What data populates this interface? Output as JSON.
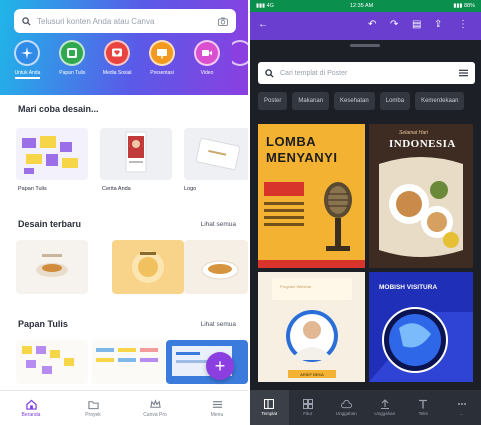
{
  "left": {
    "search": {
      "placeholder": "Telusuri konten Anda atau Canva"
    },
    "categories": [
      {
        "label": "Untuk Anda",
        "color": "#2f8ae8",
        "icon": "sparkle-icon"
      },
      {
        "label": "Papan Tulis",
        "color": "#2fa84f",
        "icon": "whiteboard-icon"
      },
      {
        "label": "Media Sosial",
        "color": "#e8433f",
        "icon": "heart-icon"
      },
      {
        "label": "Presentasi",
        "color": "#f39a1e",
        "icon": "presentation-icon"
      },
      {
        "label": "Video",
        "color": "#d94fd0",
        "icon": "video-icon"
      }
    ],
    "try_design": {
      "title": "Mari coba desain...",
      "items": [
        {
          "label": "Papan Tulis"
        },
        {
          "label": "Cerita Anda"
        },
        {
          "label": "Logo"
        }
      ]
    },
    "recent": {
      "title": "Desain terbaru",
      "see_all": "Lihat semua"
    },
    "whiteboards": {
      "title": "Papan Tulis",
      "see_all": "Lihat semua"
    },
    "fab_label": "+",
    "nav": [
      {
        "label": "Beranda",
        "icon": "home-icon",
        "active": true
      },
      {
        "label": "Proyek",
        "icon": "folder-icon",
        "active": false
      },
      {
        "label": "Canva Pro",
        "icon": "crown-icon",
        "active": false
      },
      {
        "label": "Menu",
        "icon": "menu-icon",
        "active": false
      }
    ]
  },
  "right": {
    "status": {
      "left": "▮▮▮ 4G",
      "time": "12:35 AM",
      "right": "▮▮▮ 88%"
    },
    "search": {
      "placeholder": "Cari templat di Poster"
    },
    "chips": [
      "Poster",
      "Makanan",
      "Kesehatan",
      "Lomba",
      "Kemerdekaan"
    ],
    "cards": {
      "c1": {
        "line1": "LOMBA",
        "line2": "MENYANYI"
      },
      "c2": {
        "script": "Selamat Hari",
        "title": "INDONESIA"
      },
      "c3": {
        "head": "Program Webinar",
        "caption": "ARIEF BEKA"
      },
      "c4": {
        "title": "MOBISH VISITURA"
      }
    },
    "nav": [
      {
        "label": "Templat",
        "icon": "template-icon",
        "active": true
      },
      {
        "label": "Fitur",
        "icon": "grid-icon",
        "active": false
      },
      {
        "label": "Unggahan",
        "icon": "cloud-icon",
        "active": false
      },
      {
        "label": "Unggahan",
        "icon": "upload-icon",
        "active": false
      },
      {
        "label": "Teks",
        "icon": "text-icon",
        "active": false
      },
      {
        "label": "...",
        "icon": "more-icon",
        "active": false
      }
    ]
  }
}
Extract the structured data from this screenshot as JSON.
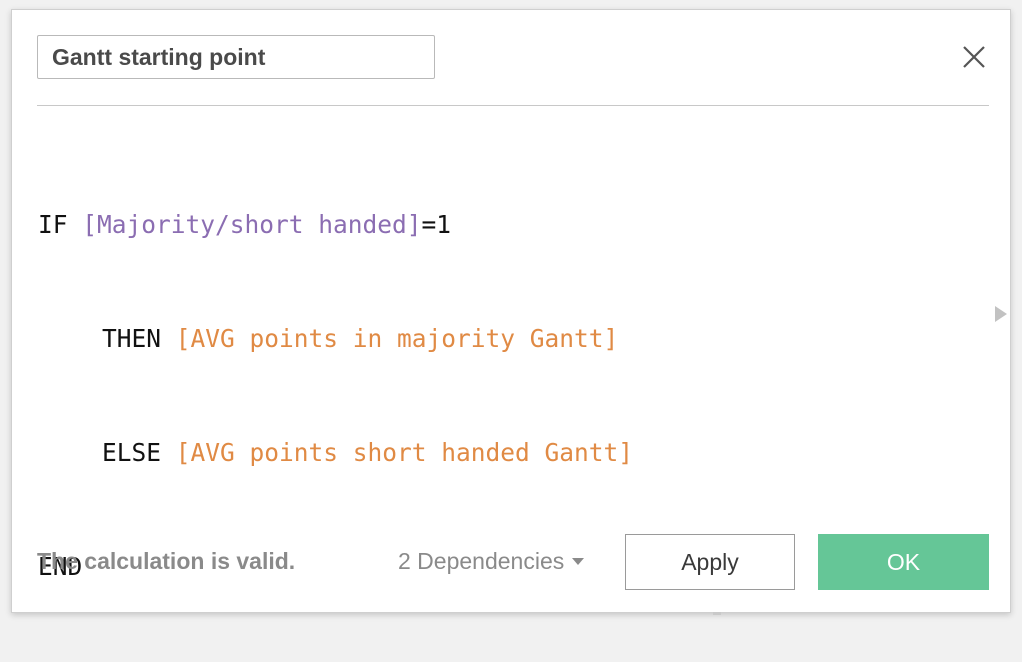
{
  "dialog": {
    "calc_name": "Gantt starting point",
    "close_icon": "close-icon",
    "expand_icon": "chevron-right-icon"
  },
  "formula": {
    "line1": {
      "kw": "IF",
      "param": "[Majority/short handed]",
      "op": "=1"
    },
    "line2": {
      "kw": "THEN",
      "field": "[AVG points in majority Gantt]"
    },
    "line3": {
      "kw": "ELSE",
      "field": "[AVG points short handed Gantt]"
    },
    "line4": {
      "kw": "END"
    }
  },
  "footer": {
    "status": "The calculation is valid.",
    "dependencies": "2 Dependencies",
    "apply_label": "Apply",
    "ok_label": "OK"
  },
  "colors": {
    "parameter": "#8b6db2",
    "field": "#e08a44",
    "ok_button": "#65c697"
  }
}
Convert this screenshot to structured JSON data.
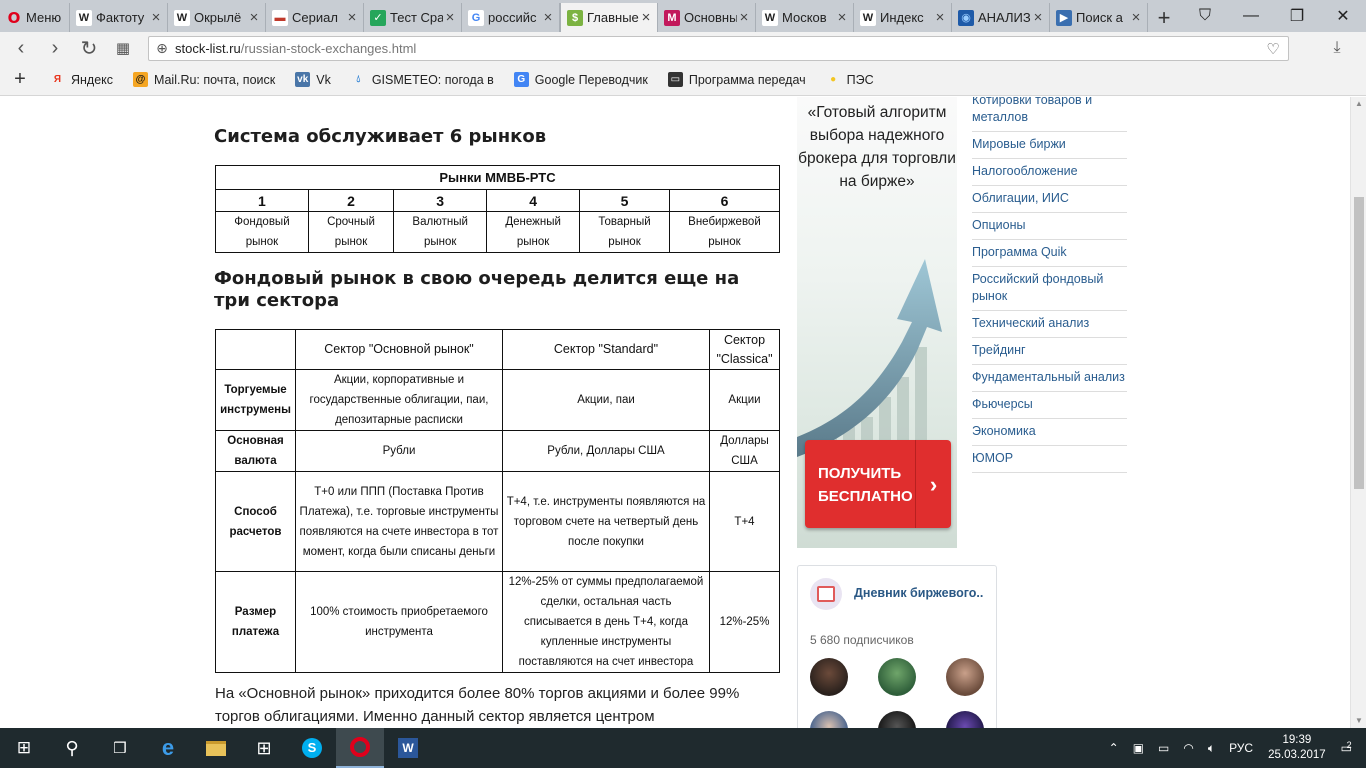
{
  "browser": {
    "menu_label": "Меню",
    "tabs": [
      {
        "label": "Фактоту",
        "icon": "W"
      },
      {
        "label": "Окрылё",
        "icon": "W"
      },
      {
        "label": "Сериал",
        "icon": "flag"
      },
      {
        "label": "Тест Сра",
        "icon": "check"
      },
      {
        "label": "российс",
        "icon": "G"
      },
      {
        "label": "Главные",
        "icon": "$"
      },
      {
        "label": "Основны",
        "icon": "M"
      },
      {
        "label": "Москов",
        "icon": "W"
      },
      {
        "label": "Индекс",
        "icon": "W"
      },
      {
        "label": "АНАЛИЗ",
        "icon": "globe"
      },
      {
        "label": "Поиск а",
        "icon": "play"
      }
    ],
    "url_host": "stock-list.ru",
    "url_path": "/russian-stock-exchanges.html",
    "bookmarks": [
      {
        "label": "Яндекс",
        "icon": "Я"
      },
      {
        "label": "Mail.Ru: почта, поиск",
        "icon": "@"
      },
      {
        "label": "Vk",
        "icon": "vk"
      },
      {
        "label": "GISMETEO: погода в",
        "icon": "drop"
      },
      {
        "label": "Google Переводчик",
        "icon": "G"
      },
      {
        "label": "Программа передач",
        "icon": "tv"
      },
      {
        "label": "ПЭС",
        "icon": "bulb"
      }
    ]
  },
  "page": {
    "heading1": "Система обслуживает 6 рынков",
    "table1": {
      "title": "Рынки ММВБ-РТС",
      "numbers": [
        "1",
        "2",
        "3",
        "4",
        "5",
        "6"
      ],
      "names": [
        "Фондовый рынок",
        "Срочный рынок",
        "Валютный рынок",
        "Денежный рынок",
        "Товарный рынок",
        "Внебиржевой рынок"
      ]
    },
    "heading2": "Фондовый рынок в свою очередь делится еще на три сектора",
    "table2": {
      "columns": [
        "Сектор \"Основной рынок\"",
        "Сектор \"Standard\"",
        "Сектор \"Classica\""
      ],
      "rows": [
        {
          "label": "Торгуемые инструмены",
          "cells": [
            "Акции, корпоративные и государственные облигации, паи, депозитарные расписки",
            "Акции, паи",
            "Акции"
          ]
        },
        {
          "label": "Основная валюта",
          "cells": [
            "Рубли",
            "Рубли, Доллары США",
            "Доллары США"
          ]
        },
        {
          "label": "Способ расчетов",
          "cells": [
            "Т+0 или ППП (Поставка Против Платежа), т.е. торговые инструменты появляются на счете инвестора в тот момент, когда были списаны деньги",
            "Т+4, т.е. инструменты появляются на торговом счете на четвертый день после покупки",
            "Т+4"
          ]
        },
        {
          "label": "Размер платежа",
          "cells": [
            "100% стоимость приобретаемого инструмента",
            "12%-25% от суммы предполагаемой сделки, остальная часть списывается в день Т+4, когда купленные инструменты поставляются на счет инвестора",
            "12%-25%"
          ]
        }
      ]
    },
    "paragraph": "На «Основной рынок» приходится более 80% торгов акциями и более 99% торгов облигациями. Именно данный сектор является центром"
  },
  "promo": {
    "text": "«Готовый алгоритм выбора надежного брокера для торговли на бирже»",
    "button": "ПОЛУЧИТЬ БЕСПЛАТНО"
  },
  "categories": [
    "Котировки товаров и металлов",
    "Мировые биржи",
    "Налогообложение",
    "Облигации, ИИС",
    "Опционы",
    "Программа Quik",
    "Российский фондовый рынок",
    "Технический анализ",
    "Трейдинг",
    "Фундаментальный анализ",
    "Фьючерсы",
    "Экономика",
    "ЮМОР"
  ],
  "vk_widget": {
    "title": "Дневник биржевого..",
    "subscribers": "5 680 подписчиков"
  },
  "taskbar": {
    "lang": "РУС",
    "time": "19:39",
    "date": "25.03.2017",
    "notifications": "2"
  }
}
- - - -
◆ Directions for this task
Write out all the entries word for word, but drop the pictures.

◆ Your response
What data populates this interface? Output as JSON.
{
  "left": {
    "search": {
      "placeholder": "Telusuri konten Anda atau Canva"
    },
    "categories": [
      {
        "label": "Untuk Anda",
        "color": "#2f8ae8",
        "icon": "sparkle-icon"
      },
      {
        "label": "Papan Tulis",
        "color": "#2fa84f",
        "icon": "whiteboard-icon"
      },
      {
        "label": "Media Sosial",
        "color": "#e8433f",
        "icon": "heart-icon"
      },
      {
        "label": "Presentasi",
        "color": "#f39a1e",
        "icon": "presentation-icon"
      },
      {
        "label": "Video",
        "color": "#d94fd0",
        "icon": "video-icon"
      }
    ],
    "try_design": {
      "title": "Mari coba desain...",
      "items": [
        {
          "label": "Papan Tulis"
        },
        {
          "label": "Cerita Anda"
        },
        {
          "label": "Logo"
        }
      ]
    },
    "recent": {
      "title": "Desain terbaru",
      "see_all": "Lihat semua"
    },
    "whiteboards": {
      "title": "Papan Tulis",
      "see_all": "Lihat semua"
    },
    "fab_label": "+",
    "nav": [
      {
        "label": "Beranda",
        "icon": "home-icon",
        "active": true
      },
      {
        "label": "Proyek",
        "icon": "folder-icon",
        "active": false
      },
      {
        "label": "Canva Pro",
        "icon": "crown-icon",
        "active": false
      },
      {
        "label": "Menu",
        "icon": "menu-icon",
        "active": false
      }
    ]
  },
  "right": {
    "status": {
      "left": "▮▮▮ 4G",
      "time": "12:35 AM",
      "right": "▮▮▮ 88%"
    },
    "search": {
      "placeholder": "Cari templat di Poster"
    },
    "chips": [
      "Poster",
      "Makanan",
      "Kesehatan",
      "Lomba",
      "Kemerdekaan"
    ],
    "cards": {
      "c1": {
        "line1": "LOMBA",
        "line2": "MENYANYI"
      },
      "c2": {
        "script": "Selamat Hari",
        "title": "INDONESIA"
      },
      "c3": {
        "head": "Program Webinar",
        "caption": "ARIEF BEKA"
      },
      "c4": {
        "title": "MOBISH VISITURA"
      }
    },
    "nav": [
      {
        "label": "Templat",
        "icon": "template-icon",
        "active": true
      },
      {
        "label": "Fitur",
        "icon": "grid-icon",
        "active": false
      },
      {
        "label": "Unggahan",
        "icon": "cloud-icon",
        "active": false
      },
      {
        "label": "Unggahan",
        "icon": "upload-icon",
        "active": false
      },
      {
        "label": "Teks",
        "icon": "text-icon",
        "active": false
      },
      {
        "label": "...",
        "icon": "more-icon",
        "active": false
      }
    ]
  }
}
Extract the structured data from this screenshot as JSON.
{
  "dialog": {
    "calc_name": "Gantt starting point",
    "close_icon": "close-icon",
    "expand_icon": "chevron-right-icon"
  },
  "formula": {
    "line1": {
      "kw": "IF",
      "param": "[Majority/short handed]",
      "op": "=1"
    },
    "line2": {
      "kw": "THEN",
      "field": "[AVG points in majority Gantt]"
    },
    "line3": {
      "kw": "ELSE",
      "field": "[AVG points short handed Gantt]"
    },
    "line4": {
      "kw": "END"
    }
  },
  "footer": {
    "status": "The calculation is valid.",
    "dependencies": "2 Dependencies",
    "apply_label": "Apply",
    "ok_label": "OK"
  },
  "colors": {
    "parameter": "#8b6db2",
    "field": "#e08a44",
    "ok_button": "#65c697"
  }
}
Convert this screenshot to structured JSON data.
{
  "browser": {
    "menu_label": "Меню",
    "tabs": [
      {
        "label": "Фактоту",
        "icon": "W"
      },
      {
        "label": "Окрылё",
        "icon": "W"
      },
      {
        "label": "Сериал",
        "icon": "flag"
      },
      {
        "label": "Тест Сра",
        "icon": "check"
      },
      {
        "label": "российс",
        "icon": "G"
      },
      {
        "label": "Главные",
        "icon": "$"
      },
      {
        "label": "Основны",
        "icon": "M"
      },
      {
        "label": "Москов",
        "icon": "W"
      },
      {
        "label": "Индекс",
        "icon": "W"
      },
      {
        "label": "АНАЛИЗ",
        "icon": "globe"
      },
      {
        "label": "Поиск а",
        "icon": "play"
      }
    ],
    "url_host": "stock-list.ru",
    "url_path": "/russian-stock-exchanges.html",
    "bookmarks": [
      {
        "label": "Яндекс",
        "icon": "Я"
      },
      {
        "label": "Mail.Ru: почта, поиск",
        "icon": "@"
      },
      {
        "label": "Vk",
        "icon": "vk"
      },
      {
        "label": "GISMETEO: погода в",
        "icon": "drop"
      },
      {
        "label": "Google Переводчик",
        "icon": "G"
      },
      {
        "label": "Программа передач",
        "icon": "tv"
      },
      {
        "label": "ПЭС",
        "icon": "bulb"
      }
    ]
  },
  "page": {
    "heading1": "Система обслуживает 6 рынков",
    "table1": {
      "title": "Рынки ММВБ-РТС",
      "numbers": [
        "1",
        "2",
        "3",
        "4",
        "5",
        "6"
      ],
      "names": [
        "Фондовый рынок",
        "Срочный рынок",
        "Валютный рынок",
        "Денежный рынок",
        "Товарный рынок",
        "Внебиржевой рынок"
      ]
    },
    "heading2": "Фондовый рынок в свою очередь делится еще на три сектора",
    "table2": {
      "columns": [
        "Сектор \"Основной рынок\"",
        "Сектор \"Standard\"",
        "Сектор \"Classica\""
      ],
      "rows": [
        {
          "label": "Торгуемые инструмены",
          "cells": [
            "Акции, корпоративные и государственные облигации, паи, депозитарные расписки",
            "Акции, паи",
            "Акции"
          ]
        },
        {
          "label": "Основная валюта",
          "cells": [
            "Рубли",
            "Рубли, Доллары США",
            "Доллары США"
          ]
        },
        {
          "label": "Способ расчетов",
          "cells": [
            "Т+0 или ППП (Поставка Против Платежа), т.е. торговые инструменты появляются на счете инвестора в тот момент, когда были списаны деньги",
            "Т+4, т.е. инструменты появляются на торговом счете на четвертый день после покупки",
            "Т+4"
          ]
        },
        {
          "label": "Размер платежа",
          "cells": [
            "100% стоимость приобретаемого инструмента",
            "12%-25% от суммы предполагаемой сделки, остальная часть списывается в день Т+4, когда купленные инструменты поставляются на счет инвестора",
            "12%-25%"
          ]
        }
      ]
    },
    "paragraph": "На «Основной рынок» приходится более 80% торгов акциями и более 99% торгов облигациями. Именно данный сектор является центром"
  },
  "promo": {
    "text": "«Готовый алгоритм выбора надежного брокера для торговли на бирже»",
    "button": "ПОЛУЧИТЬ БЕСПЛАТНО"
  },
  "categories": [
    "Котировки товаров и металлов",
    "Мировые биржи",
    "Налогообложение",
    "Облигации, ИИС",
    "Опционы",
    "Программа Quik",
    "Российский фондовый рынок",
    "Технический анализ",
    "Трейдинг",
    "Фундаментальный анализ",
    "Фьючерсы",
    "Экономика",
    "ЮМОР"
  ],
  "vk_widget": {
    "title": "Дневник биржевого..",
    "subscribers": "5 680 подписчиков"
  },
  "taskbar": {
    "lang": "РУС",
    "time": "19:39",
    "date": "25.03.2017",
    "notifications": "2"
  }
}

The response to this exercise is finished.